  • With high elevations that can exceed 6,000 feet, Sri Lankan tea gardens boast extremely favorable soil and weather conditions for growing delicate tea plants.
  • Each Sri Lankan estate prides itself on producing signature teas —much the same way vintners age wines for different tastes.

Enjoy the delicious results in your mug of Bigelow black tea! @Daniela441 tweeted his love for English Teatime. What’s your favorite Bigelow black tea blend?

 

Bigelow Tea Shares Tips On How To Live Sustainability For Go Green Week 2016

bigelow tea classic green tea

One of the most important things to the Bigelow family, as well as everyone at Bigelow Tea, is protecting the environment and living sustainably for a better tomorrow. That’s why Bigelow Tea is excited to celebrate Go Green Week 2016, an annual national week of climate action. If you’d like to join in on the fun, see how even small steps can make a difference to the environment!

  • Reusing old items can be just as fun as buying new ones—instead of buying new clothes, peruse your local Goodwill or thrift shop.
  • Instead of throwing away old fruits and vegetables, use them for a delicious and nutritious smoothie!
  • BYOB. Bring your own … bags, that is. Paper or plastic? Neither! Carry a few reusable grocery totes in your car so that you never forget them at home when you go to the store.
  • And, of course, recycle your Bigelow Tea boxes and bags! Once the staple is removed, Bigelow Tea bags are 100% biodegradable—they’re great for composting.
  • And you can’t get more “green” that starting a teabag garden!  Diane from Turning the ClockBack shows us how here.

One of the best ways to make a difference for the planet is to lead by example. The Bigelow Tea family tries to minimize its impact on the environment through a variety of efforts including recyclingconserving energy and composting. And while saving the planet isn’t about recognition, it really makes an impression on tea drinkers like @BrandeeSmith, a big fan Bigelow Tea’s sustainable packaging. So please do your part during Go Green Week 2016, and share what eco-friendly plans you have brewing.

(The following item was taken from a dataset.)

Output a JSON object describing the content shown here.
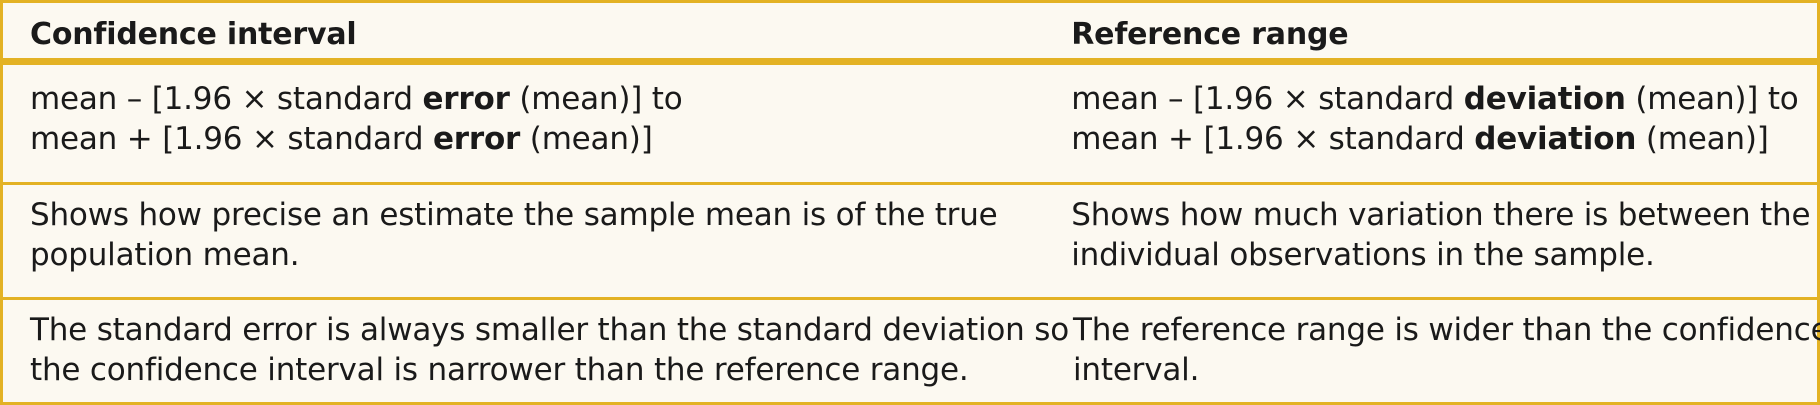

Top image by egg (Hong, Yun Seon) via Flickr

Unique Ways to Repurpose Your Bigelow Tea

bigelow tea recipes

Never doubt the power of a cup of Bigelow Tea. Not only is it a flavorful and invigorating beverage, it can tenderize your meat, stain your furniture, and clean your glass surfaces! Who knew?

In a recent article from POPSUGAR, tea drinkers were given 11 creative ways to repurpose tea. Here are just a few:

*Tenderize meat: Tannins in tea can soften meat while adding a flavorful punch. Marinate meat with a black or green tea and allow it to soak up the flavor. Never fear, vegetarians! You can find a great recipe for Tea Marinated Grilled Tofu using Green Tea with Pomegranate tea bags on the Bigelow Tea website.

*Stain furniture: For your next DIY project, try your hand at a rustic stain made with brewed black tea.

*Clean glass surfaces: Tannins in tea also make great cleaners. Grease residue getting you down? Leave your dish in hot water with tea bags overnight and voilà!

And while you may want to avoid adding tea bags to the washing machine (hey, sometimes, it’s an accident — as @Jac0bSummerz will tell you!), you can add some brew to your mopping routine. According to the article, black tea can naturally restore your floor’s color, sheen, and fill in tiny scratches.

So grab a cup of your favorite Bigelow Tea blend, enjoy your cup … and keep the tea bag!